C’est qui le maître chez l’arbitre?
A challenge, perhaps, from the Québec Superior Court to the established rule that tribunals are masters of their own procedures, as long as they do notviolate the rules of natural justice. A challenge, certainly, to anyone who thinks the distinction in administrative law between matters of procedure (for reviewing courts) and matters of substance (for […] Read more
Why Study Law?
McGill’s Professor Rod Macdonald is one of Canada’s leading administrative law scholars and also a big thinker about the role and place of legal education. He gave a speech at the London School of Economics a few months ago, which he has now posted on SSRN. A taste: Here is my first claim. Studying law […] Read more
80% of life is just showing up
Fascinating decision here from the District Court for the District of Columbia. America’s National Labor Relations Board has been at the centre of controversy recently because of President Obama’s inability to appoint new members. Before he made recess appointments to restore the full complement of members, the Board took an important decision which would have […] Read more
Avoiding ‘Charter-Free’ Zones
One of the questions not broached by the Supreme Court of Canada in Doré (see my earlier post here) was what happens when the legislature has attempted to exclude consideration of the Charter by an administrative decision-maker. In a pair of decisions released in 2003, the Court made clear that where an administrative decision-maker has […] Read more
Unanswered Questions post-Dunsmuir
In a recent decision, Justice Stratas of the Federal Court of Appeal raised a host of questions about the applicability of the Supreme Court of Canada’s re-shaping of judicial review doctrine to decisions taken by discretionary decision-makers:  I am inclined to find that the Director is subject to this “normal” or […] Read more
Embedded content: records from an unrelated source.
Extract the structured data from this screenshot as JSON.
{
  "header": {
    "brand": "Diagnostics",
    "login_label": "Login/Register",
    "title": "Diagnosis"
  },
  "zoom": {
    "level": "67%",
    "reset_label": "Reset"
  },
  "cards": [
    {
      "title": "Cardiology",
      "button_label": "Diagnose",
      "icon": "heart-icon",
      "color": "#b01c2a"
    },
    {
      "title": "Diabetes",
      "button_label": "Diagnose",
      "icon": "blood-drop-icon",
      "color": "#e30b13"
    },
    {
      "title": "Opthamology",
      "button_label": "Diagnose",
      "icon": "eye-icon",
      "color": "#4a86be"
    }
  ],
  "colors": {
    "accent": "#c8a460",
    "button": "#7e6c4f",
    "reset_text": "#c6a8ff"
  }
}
One of the reasons offered by the concurring judges in Multani for merging administrative review and constitutional review (at least when an individualized decision was challenged) was that keeping them separate and distinct would be confusing to lower courts and litigants. That view never seemed particularly compelling to me: lawyers and judges often make and […] Read more
The Charter and Administrative Adjudication
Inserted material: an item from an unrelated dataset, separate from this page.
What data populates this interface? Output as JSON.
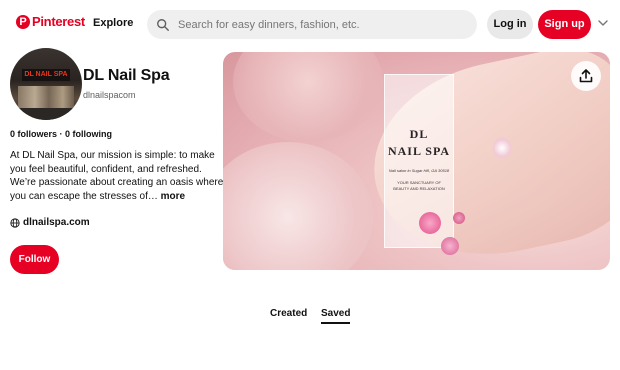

The Supreme Court of Canada has been feverishly productive in the field of administrative law since the Fall of 2011, rendering decisions on standard of review (questions of law, jurisdictional error and labour arbitrators), the right to reasons, issue estoppel, attempts to pre-empt the administrative decision-making process, and review of municipal by-laws. Plenty of grist […] Read more
When Reasonable Minds Differ
Some philosophical reflections, courtesy of Justice Martineau:  The legal explanation for allowing two [differing] interpretations of the law, if reasonable, to stand is simply that courts must respect the legislator’s intention that such types of administrative decisions, which are protected by a privative clause, be not reviewed unless the tribunal has […] Read more
A Slightly Less Cold House for Foreign Investors
One of the components of the Federal Government’s omnibus budget bill, the Jobs, Growth and Long-term Prosperity Act, involves amendments to the Investment Canada Act. In certain circumstances, take-overs by foreign persons of Canadian corporations must be reviewed by the Minister for Industry and, if the Minister concludes that the proposed investment is not of […] Read more
Why Give Reasons for Decisions?
From the Nova Scotia Court of Appeal comes a useful overview of the requirement to give reasons:  In a series of cases, the Supreme Court of Canada has recognized the importance of reasons in various settings: e.g., Baker v. Canada (Minister of Citizenship and Immigration), 1999 CanLII 699 (SCC),  2 S.C.R. […] Read more